ABOUT THIS EXERCISE: Could you repeat the whole listing below exactly, omitting any picture it holds?

INFORMATION SUPPLIED:

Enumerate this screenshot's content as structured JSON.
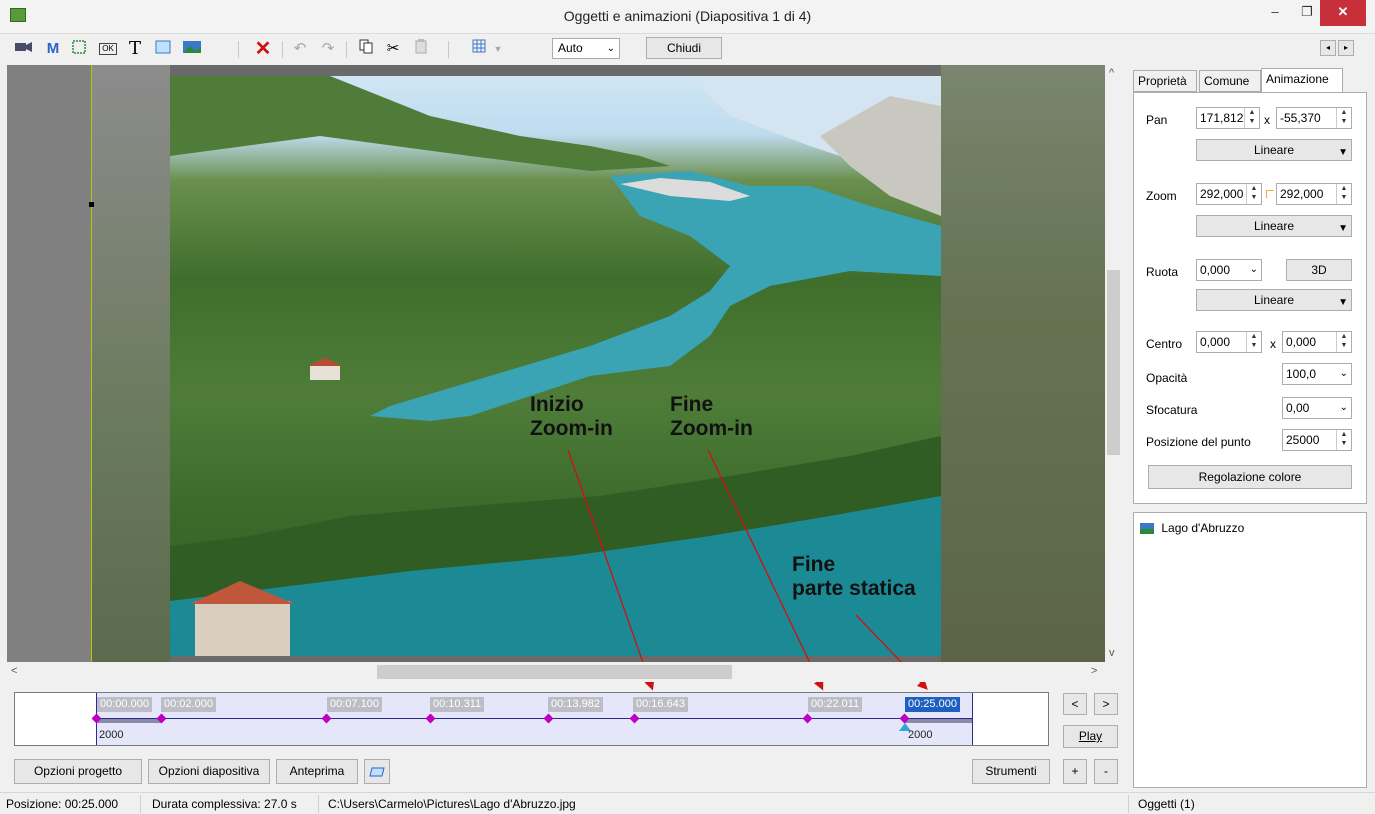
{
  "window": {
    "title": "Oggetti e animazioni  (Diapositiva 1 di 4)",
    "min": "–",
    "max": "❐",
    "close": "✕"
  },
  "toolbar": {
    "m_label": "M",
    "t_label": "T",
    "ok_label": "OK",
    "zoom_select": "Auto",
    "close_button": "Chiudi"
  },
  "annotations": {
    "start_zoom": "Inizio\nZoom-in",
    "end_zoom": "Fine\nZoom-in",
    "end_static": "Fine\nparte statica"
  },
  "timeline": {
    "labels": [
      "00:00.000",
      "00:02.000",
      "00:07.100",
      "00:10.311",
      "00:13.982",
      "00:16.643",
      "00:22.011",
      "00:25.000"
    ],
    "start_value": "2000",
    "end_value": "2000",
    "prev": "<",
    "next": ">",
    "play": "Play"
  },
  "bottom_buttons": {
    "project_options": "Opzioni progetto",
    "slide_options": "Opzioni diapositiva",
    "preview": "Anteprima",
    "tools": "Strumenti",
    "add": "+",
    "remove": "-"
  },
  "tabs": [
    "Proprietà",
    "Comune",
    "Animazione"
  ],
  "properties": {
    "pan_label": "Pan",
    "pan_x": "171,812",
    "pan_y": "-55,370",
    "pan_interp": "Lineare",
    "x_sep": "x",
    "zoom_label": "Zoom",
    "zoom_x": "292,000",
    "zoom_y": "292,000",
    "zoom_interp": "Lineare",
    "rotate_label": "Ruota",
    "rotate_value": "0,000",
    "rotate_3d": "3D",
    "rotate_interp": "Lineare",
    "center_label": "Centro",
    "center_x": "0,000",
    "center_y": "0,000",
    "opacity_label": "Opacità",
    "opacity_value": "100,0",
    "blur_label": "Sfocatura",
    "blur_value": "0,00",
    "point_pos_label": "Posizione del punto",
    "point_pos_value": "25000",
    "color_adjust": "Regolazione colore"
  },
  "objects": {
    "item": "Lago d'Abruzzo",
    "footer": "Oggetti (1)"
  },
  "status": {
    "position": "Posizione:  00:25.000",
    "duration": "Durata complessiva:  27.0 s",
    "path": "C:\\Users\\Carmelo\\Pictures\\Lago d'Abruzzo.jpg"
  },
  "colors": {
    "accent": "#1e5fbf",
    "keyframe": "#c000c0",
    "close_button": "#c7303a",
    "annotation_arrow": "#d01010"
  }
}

SOLUTION BELOW:
Enumerate this screenshot's content as structured JSON.
{
  "window": {
    "title": "Oggetti e animazioni  (Diapositiva 1 di 4)",
    "min": "–",
    "max": "❐",
    "close": "✕"
  },
  "toolbar": {
    "m_label": "M",
    "t_label": "T",
    "ok_label": "OK",
    "zoom_select": "Auto",
    "close_button": "Chiudi"
  },
  "annotations": {
    "start_zoom": "Inizio\nZoom-in",
    "end_zoom": "Fine\nZoom-in",
    "end_static": "Fine\nparte statica"
  },
  "timeline": {
    "labels": [
      "00:00.000",
      "00:02.000",
      "00:07.100",
      "00:10.311",
      "00:13.982",
      "00:16.643",
      "00:22.011",
      "00:25.000"
    ],
    "start_value": "2000",
    "end_value": "2000",
    "prev": "<",
    "next": ">",
    "play": "Play"
  },
  "bottom_buttons": {
    "project_options": "Opzioni progetto",
    "slide_options": "Opzioni diapositiva",
    "preview": "Anteprima",
    "tools": "Strumenti",
    "add": "+",
    "remove": "-"
  },
  "tabs": [
    "Proprietà",
    "Comune",
    "Animazione"
  ],
  "properties": {
    "pan_label": "Pan",
    "pan_x": "171,812",
    "pan_y": "-55,370",
    "pan_interp": "Lineare",
    "x_sep": "x",
    "zoom_label": "Zoom",
    "zoom_x": "292,000",
    "zoom_y": "292,000",
    "zoom_interp": "Lineare",
    "rotate_label": "Ruota",
    "rotate_value": "0,000",
    "rotate_3d": "3D",
    "rotate_interp": "Lineare",
    "center_label": "Centro",
    "center_x": "0,000",
    "center_y": "0,000",
    "opacity_label": "Opacità",
    "opacity_value": "100,0",
    "blur_label": "Sfocatura",
    "blur_value": "0,00",
    "point_pos_label": "Posizione del punto",
    "point_pos_value": "25000",
    "color_adjust": "Regolazione colore"
  },
  "objects": {
    "item": "Lago d'Abruzzo",
    "footer": "Oggetti (1)"
  },
  "status": {
    "position": "Posizione:  00:25.000",
    "duration": "Durata complessiva:  27.0 s",
    "path": "C:\\Users\\Carmelo\\Pictures\\Lago d'Abruzzo.jpg"
  },
  "colors": {
    "accent": "#1e5fbf",
    "keyframe": "#c000c0",
    "close_button": "#c7303a",
    "annotation_arrow": "#d01010"
  }
}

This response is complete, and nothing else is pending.